Physical Therapy

Physical therapy offers different exercises that increase your range of motion and strengthen the muscles around your hip. This will help stabilize your hip and help improve your mobility which can reduce your pain. If you have a total hip replacement, physical therapy will be incorporated into your treatment plan after surgery. Physical therapy is essential for a good outcome after total hip replacement.

hip physical therapy

Operative Hip Treatment

Total hip Replacement

If medications, changes in your everyday activities, and the use of walking supports do not adequately help your symptoms, you may consider hip replacement surgery. Hip replacement surgery is a safe and effective procedure that can relieve your pain, increase motion, and help you get back to enjoying normal, everyday activities.

Hip replacement implant isolated on white

For this procedure, the surgeon will cut and dissect down to the hip joint and dislocate the femur from its place in the pelvis.
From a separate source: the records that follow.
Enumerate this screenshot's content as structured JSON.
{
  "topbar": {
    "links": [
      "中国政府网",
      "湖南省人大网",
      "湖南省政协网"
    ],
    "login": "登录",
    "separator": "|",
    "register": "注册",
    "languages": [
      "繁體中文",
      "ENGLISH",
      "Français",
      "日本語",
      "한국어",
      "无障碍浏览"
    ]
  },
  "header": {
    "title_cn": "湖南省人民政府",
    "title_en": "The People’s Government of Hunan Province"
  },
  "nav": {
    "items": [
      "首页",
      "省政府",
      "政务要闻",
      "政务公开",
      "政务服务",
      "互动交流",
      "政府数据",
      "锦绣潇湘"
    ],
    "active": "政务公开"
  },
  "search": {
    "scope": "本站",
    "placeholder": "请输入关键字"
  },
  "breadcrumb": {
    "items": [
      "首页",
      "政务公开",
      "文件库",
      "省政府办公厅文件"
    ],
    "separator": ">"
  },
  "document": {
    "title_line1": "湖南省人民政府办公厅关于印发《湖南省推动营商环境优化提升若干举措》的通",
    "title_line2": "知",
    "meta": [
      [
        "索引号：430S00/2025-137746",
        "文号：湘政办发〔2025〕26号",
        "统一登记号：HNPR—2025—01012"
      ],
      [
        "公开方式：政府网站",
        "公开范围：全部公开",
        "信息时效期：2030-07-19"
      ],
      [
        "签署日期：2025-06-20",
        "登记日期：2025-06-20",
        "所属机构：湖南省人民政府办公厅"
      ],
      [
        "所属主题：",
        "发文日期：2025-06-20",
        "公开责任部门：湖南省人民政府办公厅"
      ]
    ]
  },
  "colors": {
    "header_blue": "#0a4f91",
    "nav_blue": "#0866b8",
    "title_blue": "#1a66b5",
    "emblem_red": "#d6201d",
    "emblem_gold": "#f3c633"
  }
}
Once the joint is exposed, the damaged cartilage in the socket is removed and a new metal socket is inserted followed by a plastic liner to allow the new joint to glide smoothly. Next, the damaged head of the femur is removed, and a stem is inserted into the femur. A ball is then placed on the top of the stem to recreate the former femoral head. The joint is then relocated, and the incision is closed. This operation can be done as an outpatient surgery where you are able to sleep in your own bed after getting your total hip that day.

There are two main approaches to hip replacement surgery: from the frontside (anterior) or the backside (posterior) of the hip joint. Traditionally, most hip replacement surgeries are done from the backside approach, but the anterior approach is gaining popularity in the field for a variety of reasons. In both techniques, the procedure is very similar. The posterior or backside approach requires important muscles and tissue to be cut through or disturbed. The anterior approach has provided a way to avoid this problem as the muscles and tissues in the front of the hip can be spread or moved to the side to expose the hip. This typically results in a faster recovery since there is less healing that needs to occur. The anterior approach may also reduce scarring due to a smaller incision, result in fewer restrictions during recovery, and allow stability of the implants to occur sooner.

Revision of a Total hip Replacement

As with any other mechanical device, a total hip replacement can be subject to various forms of mechanical or biological failure. Some of these conditions may require a re-operation of the hip replacement to address the cause of failure and its consequences. A re-operation of a total hip replacement is called a “revision.” Pre-operative investigations in patients who will undergo revision surgery are more extensive than for a primary surgery. Often, special radiographic (x-ray) projections, CT scan, bone scan or MRI of the hip may be necessary to determine position and fixation of the replacement parts (components), and to determine with precision the extent of bone loss around the failed implant. A preoperative aspiration (fluid sample) and/or special blood work may be needed if the surgeon suspects an infection in the failed hip. The most frequent reasons for revision are:

  • Repetitive dislocation of a hip replacement
  • Mechanical wear, implant loosening, or breakage
  • Infection

Depending on why you need a revision, the treatment will vary slightly. During the surgery, the old implants are removed, and the joint is cleaned. If necessary, at this point, the surgeon will perform a bone graft to replace any bone loss. The surgeon will then size and fit the new implants to the joint and secure them in place. Finally, he will close and stitch up the wound. This is a longer surgery that can take a few hours.

Contact Dr. Robert Jamieson, Total Joint Specialist, to learn more about our Total Hip Replacement.